Aim of the exercise: Whenever the word "Pane" shows up in a line of the data, copy that line.
⁂
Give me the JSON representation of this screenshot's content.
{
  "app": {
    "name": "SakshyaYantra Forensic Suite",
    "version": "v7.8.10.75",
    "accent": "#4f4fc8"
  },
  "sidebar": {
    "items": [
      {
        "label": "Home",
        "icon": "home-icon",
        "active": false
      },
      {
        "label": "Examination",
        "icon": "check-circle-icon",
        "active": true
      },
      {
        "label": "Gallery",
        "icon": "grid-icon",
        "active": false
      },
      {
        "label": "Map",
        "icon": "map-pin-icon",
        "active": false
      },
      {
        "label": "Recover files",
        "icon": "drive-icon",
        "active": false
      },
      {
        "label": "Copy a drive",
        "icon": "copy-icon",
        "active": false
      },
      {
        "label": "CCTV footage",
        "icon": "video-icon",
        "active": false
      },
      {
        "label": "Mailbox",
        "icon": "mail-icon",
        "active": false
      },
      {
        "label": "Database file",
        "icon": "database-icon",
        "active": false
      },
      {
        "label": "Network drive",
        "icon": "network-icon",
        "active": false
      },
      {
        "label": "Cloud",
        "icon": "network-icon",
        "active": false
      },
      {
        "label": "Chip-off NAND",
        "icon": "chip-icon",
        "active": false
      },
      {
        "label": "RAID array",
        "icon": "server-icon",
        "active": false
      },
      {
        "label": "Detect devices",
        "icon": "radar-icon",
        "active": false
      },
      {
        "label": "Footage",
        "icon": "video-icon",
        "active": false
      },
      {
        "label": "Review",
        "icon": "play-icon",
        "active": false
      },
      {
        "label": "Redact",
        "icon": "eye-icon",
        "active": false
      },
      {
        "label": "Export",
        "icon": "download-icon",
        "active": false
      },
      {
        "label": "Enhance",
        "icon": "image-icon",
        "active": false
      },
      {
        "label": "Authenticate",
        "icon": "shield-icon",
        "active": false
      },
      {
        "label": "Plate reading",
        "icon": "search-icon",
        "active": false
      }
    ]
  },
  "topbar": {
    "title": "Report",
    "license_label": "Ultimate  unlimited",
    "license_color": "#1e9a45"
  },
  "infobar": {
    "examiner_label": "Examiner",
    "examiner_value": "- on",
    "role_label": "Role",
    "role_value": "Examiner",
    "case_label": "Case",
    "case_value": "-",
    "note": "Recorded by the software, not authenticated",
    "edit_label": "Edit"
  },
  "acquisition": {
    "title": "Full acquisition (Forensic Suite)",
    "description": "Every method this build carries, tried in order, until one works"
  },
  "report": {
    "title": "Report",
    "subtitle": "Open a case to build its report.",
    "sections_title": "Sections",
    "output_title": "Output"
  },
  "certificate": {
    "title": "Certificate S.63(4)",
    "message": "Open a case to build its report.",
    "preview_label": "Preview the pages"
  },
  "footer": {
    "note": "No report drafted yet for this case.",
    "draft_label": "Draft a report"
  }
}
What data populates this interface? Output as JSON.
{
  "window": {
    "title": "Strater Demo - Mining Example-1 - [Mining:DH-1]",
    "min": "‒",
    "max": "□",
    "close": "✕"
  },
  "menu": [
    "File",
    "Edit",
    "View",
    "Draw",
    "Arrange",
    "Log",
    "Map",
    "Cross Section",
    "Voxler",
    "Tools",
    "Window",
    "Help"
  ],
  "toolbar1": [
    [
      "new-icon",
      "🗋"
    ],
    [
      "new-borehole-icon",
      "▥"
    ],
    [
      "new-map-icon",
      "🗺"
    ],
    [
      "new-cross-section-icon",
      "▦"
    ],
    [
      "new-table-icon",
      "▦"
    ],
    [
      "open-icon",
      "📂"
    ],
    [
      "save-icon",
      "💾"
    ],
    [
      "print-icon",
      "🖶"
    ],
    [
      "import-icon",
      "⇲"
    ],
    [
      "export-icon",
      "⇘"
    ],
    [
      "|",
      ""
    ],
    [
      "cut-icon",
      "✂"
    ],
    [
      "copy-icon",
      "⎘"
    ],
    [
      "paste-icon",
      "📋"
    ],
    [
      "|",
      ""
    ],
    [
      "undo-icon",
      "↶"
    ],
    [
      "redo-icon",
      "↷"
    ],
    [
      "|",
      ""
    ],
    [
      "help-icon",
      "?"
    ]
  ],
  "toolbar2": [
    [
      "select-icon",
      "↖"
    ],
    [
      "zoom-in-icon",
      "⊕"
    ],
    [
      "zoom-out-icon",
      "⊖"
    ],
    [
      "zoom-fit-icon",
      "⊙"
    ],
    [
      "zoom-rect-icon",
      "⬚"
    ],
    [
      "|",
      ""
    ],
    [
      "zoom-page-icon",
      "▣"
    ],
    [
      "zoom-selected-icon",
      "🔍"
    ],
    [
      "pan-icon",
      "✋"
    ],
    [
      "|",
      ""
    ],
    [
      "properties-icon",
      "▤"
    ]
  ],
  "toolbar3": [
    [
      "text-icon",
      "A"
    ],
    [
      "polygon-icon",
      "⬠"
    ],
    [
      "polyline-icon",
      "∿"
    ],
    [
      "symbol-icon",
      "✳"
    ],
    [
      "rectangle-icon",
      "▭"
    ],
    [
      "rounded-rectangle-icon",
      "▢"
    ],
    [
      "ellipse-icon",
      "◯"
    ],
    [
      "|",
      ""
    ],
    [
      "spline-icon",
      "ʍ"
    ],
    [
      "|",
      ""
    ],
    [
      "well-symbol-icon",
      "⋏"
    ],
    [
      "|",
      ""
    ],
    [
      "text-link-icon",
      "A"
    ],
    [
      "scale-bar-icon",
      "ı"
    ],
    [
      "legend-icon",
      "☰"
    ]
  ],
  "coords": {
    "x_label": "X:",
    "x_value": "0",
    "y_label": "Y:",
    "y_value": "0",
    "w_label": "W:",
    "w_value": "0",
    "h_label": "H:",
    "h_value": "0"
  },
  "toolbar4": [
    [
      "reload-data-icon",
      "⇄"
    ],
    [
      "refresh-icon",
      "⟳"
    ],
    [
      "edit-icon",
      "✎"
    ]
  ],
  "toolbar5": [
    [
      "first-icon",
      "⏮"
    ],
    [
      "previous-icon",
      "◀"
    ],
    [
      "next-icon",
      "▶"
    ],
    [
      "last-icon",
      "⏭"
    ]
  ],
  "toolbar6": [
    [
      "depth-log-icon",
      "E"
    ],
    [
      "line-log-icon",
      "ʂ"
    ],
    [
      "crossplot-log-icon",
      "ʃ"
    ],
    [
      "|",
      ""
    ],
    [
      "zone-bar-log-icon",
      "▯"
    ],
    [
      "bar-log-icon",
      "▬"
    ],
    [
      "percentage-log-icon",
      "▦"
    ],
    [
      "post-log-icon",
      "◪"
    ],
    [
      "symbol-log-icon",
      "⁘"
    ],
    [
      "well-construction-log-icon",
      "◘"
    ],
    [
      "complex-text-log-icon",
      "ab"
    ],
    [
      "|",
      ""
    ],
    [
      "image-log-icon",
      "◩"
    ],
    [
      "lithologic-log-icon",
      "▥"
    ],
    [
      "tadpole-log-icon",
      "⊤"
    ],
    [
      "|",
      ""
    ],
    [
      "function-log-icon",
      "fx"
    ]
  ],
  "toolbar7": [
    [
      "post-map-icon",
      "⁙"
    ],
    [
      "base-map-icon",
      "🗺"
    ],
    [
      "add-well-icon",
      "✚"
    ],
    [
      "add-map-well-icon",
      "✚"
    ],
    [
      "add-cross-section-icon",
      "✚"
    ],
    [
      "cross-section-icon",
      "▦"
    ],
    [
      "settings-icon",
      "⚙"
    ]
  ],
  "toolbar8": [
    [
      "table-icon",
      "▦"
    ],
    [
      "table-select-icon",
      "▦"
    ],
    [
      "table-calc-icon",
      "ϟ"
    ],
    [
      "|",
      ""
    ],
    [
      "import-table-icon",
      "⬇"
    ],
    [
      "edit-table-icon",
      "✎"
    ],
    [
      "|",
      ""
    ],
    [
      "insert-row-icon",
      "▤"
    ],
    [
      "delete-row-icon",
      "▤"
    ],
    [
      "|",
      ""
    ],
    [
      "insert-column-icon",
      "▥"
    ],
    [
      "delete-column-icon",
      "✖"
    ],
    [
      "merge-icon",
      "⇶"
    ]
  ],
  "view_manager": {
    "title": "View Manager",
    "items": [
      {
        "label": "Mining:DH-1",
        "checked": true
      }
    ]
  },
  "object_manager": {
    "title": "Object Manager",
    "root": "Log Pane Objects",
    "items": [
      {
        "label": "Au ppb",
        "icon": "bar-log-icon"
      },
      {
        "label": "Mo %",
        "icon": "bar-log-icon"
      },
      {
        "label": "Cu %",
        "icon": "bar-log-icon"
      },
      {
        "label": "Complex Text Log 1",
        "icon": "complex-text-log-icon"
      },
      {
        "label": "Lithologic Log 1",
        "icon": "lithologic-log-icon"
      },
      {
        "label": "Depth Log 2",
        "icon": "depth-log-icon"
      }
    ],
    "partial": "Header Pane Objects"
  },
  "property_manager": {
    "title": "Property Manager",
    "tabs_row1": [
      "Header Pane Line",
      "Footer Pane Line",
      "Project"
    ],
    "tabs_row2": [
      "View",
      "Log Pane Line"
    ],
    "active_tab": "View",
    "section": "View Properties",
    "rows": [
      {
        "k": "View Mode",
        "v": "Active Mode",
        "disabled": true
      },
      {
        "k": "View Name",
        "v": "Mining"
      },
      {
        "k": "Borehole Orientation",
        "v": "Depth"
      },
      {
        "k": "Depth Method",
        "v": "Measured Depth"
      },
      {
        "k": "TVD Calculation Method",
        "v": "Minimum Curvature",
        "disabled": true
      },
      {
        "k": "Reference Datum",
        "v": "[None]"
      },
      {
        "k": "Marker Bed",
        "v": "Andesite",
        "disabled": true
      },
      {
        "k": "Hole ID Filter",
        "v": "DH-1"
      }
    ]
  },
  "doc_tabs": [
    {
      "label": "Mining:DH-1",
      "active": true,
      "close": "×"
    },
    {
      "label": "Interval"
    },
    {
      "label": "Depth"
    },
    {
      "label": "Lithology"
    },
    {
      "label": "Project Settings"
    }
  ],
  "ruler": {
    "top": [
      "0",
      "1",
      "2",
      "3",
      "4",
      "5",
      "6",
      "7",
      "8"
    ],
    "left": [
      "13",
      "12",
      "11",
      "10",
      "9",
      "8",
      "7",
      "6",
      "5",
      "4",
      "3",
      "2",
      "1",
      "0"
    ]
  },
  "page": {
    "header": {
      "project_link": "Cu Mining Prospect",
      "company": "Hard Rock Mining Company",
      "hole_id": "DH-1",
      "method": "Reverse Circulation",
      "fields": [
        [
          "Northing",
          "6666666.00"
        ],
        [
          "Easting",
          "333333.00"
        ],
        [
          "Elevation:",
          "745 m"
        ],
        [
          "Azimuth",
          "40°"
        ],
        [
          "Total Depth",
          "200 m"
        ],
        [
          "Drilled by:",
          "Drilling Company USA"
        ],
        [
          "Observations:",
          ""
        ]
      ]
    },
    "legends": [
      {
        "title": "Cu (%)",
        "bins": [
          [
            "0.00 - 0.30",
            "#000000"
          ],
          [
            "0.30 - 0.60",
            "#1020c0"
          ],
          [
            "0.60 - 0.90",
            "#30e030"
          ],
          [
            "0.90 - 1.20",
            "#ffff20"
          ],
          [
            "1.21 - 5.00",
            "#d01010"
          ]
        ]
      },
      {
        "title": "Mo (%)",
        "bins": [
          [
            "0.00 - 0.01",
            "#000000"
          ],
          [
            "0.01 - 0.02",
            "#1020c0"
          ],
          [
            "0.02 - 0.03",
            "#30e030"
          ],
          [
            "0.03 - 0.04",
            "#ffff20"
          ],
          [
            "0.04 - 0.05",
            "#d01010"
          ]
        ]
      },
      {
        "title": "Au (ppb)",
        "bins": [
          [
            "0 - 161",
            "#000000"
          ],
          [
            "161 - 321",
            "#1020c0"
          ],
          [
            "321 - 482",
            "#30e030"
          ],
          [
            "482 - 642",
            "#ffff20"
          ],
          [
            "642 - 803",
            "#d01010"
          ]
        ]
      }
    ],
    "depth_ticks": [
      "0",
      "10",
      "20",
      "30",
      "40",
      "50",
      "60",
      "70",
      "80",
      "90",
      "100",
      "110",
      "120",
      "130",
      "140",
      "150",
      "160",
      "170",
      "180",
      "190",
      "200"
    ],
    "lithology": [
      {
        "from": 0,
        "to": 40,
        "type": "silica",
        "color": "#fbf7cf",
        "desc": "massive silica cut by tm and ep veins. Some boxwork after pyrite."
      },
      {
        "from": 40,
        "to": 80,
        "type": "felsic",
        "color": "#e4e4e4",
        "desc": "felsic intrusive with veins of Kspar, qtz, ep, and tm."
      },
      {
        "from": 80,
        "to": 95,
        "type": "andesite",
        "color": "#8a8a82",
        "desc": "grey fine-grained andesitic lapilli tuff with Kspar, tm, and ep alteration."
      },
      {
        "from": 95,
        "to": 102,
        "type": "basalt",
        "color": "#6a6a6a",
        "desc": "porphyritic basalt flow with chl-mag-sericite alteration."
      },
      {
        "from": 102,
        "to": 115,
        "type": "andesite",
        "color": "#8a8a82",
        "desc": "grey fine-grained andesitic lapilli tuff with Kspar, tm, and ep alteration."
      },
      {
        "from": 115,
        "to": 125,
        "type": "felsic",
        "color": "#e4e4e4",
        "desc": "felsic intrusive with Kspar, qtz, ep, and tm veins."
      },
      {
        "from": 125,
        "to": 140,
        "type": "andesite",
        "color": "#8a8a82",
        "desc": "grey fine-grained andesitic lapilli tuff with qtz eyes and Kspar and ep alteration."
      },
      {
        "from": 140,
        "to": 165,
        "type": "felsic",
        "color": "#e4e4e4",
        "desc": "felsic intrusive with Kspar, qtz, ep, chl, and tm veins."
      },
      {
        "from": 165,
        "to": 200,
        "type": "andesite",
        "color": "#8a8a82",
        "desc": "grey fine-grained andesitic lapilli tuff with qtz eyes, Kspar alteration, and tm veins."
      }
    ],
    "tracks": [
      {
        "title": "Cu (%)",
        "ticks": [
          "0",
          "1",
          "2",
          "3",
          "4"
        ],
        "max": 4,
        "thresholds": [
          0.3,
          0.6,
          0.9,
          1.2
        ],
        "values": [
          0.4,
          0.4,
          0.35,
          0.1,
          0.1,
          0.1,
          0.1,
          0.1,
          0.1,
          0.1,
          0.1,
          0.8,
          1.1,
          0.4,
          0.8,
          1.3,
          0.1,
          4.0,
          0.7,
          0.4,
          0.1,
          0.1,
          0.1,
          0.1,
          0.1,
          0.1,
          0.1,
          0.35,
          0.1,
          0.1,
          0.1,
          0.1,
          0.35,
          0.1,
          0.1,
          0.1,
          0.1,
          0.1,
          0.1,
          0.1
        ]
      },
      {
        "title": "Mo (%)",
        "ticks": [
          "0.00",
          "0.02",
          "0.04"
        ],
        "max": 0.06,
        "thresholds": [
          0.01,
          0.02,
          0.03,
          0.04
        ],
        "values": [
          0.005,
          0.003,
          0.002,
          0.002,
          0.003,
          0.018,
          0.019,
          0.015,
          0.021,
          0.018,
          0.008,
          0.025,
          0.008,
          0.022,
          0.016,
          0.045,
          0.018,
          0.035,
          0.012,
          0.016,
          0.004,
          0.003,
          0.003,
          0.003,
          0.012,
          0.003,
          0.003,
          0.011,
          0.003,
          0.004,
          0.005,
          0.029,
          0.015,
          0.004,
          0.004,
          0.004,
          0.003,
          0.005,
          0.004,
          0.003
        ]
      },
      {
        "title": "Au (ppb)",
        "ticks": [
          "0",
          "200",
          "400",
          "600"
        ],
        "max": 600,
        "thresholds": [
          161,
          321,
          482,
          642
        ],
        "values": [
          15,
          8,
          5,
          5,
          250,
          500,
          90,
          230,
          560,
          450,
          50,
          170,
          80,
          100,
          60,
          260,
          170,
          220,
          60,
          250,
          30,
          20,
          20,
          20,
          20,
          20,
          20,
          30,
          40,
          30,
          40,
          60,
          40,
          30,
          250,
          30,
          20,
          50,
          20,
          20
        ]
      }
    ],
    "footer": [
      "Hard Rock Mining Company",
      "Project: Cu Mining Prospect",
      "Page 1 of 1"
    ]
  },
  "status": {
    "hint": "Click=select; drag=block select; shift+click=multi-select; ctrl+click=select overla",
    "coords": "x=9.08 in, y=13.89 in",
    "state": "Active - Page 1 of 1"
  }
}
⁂
Written answer:
    "root": "Log Pane Objects",
    "partial": "Header Pane Objects"
      "Header Pane Line",
      "Footer Pane Line",
      "Log Pane Line"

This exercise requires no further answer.